• [RECORD EXTRACTS]:
= Beginning of Section =

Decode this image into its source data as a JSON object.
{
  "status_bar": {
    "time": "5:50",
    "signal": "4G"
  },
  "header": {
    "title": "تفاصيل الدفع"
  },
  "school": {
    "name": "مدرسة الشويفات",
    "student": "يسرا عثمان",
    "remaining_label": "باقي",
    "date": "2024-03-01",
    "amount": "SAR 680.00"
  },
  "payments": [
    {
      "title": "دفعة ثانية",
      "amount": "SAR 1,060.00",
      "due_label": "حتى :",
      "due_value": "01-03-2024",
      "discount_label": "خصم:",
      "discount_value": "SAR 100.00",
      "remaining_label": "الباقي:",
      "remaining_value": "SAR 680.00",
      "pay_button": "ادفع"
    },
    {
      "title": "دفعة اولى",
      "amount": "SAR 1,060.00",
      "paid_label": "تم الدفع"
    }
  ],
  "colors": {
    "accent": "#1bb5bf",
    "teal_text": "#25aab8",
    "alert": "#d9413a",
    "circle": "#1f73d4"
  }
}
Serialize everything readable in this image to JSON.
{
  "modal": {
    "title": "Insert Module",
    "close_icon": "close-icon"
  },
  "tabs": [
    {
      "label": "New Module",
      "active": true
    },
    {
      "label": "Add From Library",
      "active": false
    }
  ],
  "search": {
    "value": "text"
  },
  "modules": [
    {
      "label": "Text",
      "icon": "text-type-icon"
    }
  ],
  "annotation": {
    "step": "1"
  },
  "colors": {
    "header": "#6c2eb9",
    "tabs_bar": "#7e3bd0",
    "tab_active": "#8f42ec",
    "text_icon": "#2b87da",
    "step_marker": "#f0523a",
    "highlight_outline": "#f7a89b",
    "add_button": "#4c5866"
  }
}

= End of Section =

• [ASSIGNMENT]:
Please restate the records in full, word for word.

• [RESPONSE]:
Decode this image into its source data as a JSON object.
{
  "status_bar": {
    "time": "5:50",
    "signal": "4G"
  },
  "header": {
    "title": "تفاصيل الدفع"
  },
  "school": {
    "name": "مدرسة الشويفات",
    "student": "يسرا عثمان",
    "remaining_label": "باقي",
    "date": "2024-03-01",
    "amount": "SAR 680.00"
  },
  "payments": [
    {
      "title": "دفعة ثانية",
      "amount": "SAR 1,060.00",
      "due_label": "حتى :",
      "due_value": "01-03-2024",
      "discount_label": "خصم:",
      "discount_value": "SAR 100.00",
      "remaining_label": "الباقي:",
      "remaining_value": "SAR 680.00",
      "pay_button": "ادفع"
    },
    {
      "title": "دفعة اولى",
      "amount": "SAR 1,060.00",
      "paid_label": "تم الدفع"
    }
  ],
  "colors": {
    "accent": "#1bb5bf",
    "teal_text": "#25aab8",
    "alert": "#d9413a",
    "circle": "#1f73d4"
  }
}
Serialize everything readable in this image to JSON.
{
  "modal": {
    "title": "Insert Module",
    "close_icon": "close-icon"
  },
  "tabs": [
    {
      "label": "New Module",
      "active": true
    },
    {
      "label": "Add From Library",
      "active": false
    }
  ],
  "search": {
    "value": "text"
  },
  "modules": [
    {
      "label": "Text",
      "icon": "text-type-icon"
    }
  ],
  "annotation": {
    "step": "1"
  },
  "colors": {
    "header": "#6c2eb9",
    "tabs_bar": "#7e3bd0",
    "tab_active": "#8f42ec",
    "text_icon": "#2b87da",
    "step_marker": "#f0523a",
    "highlight_outline": "#f7a89b",
    "add_button": "#4c5866"
  }
}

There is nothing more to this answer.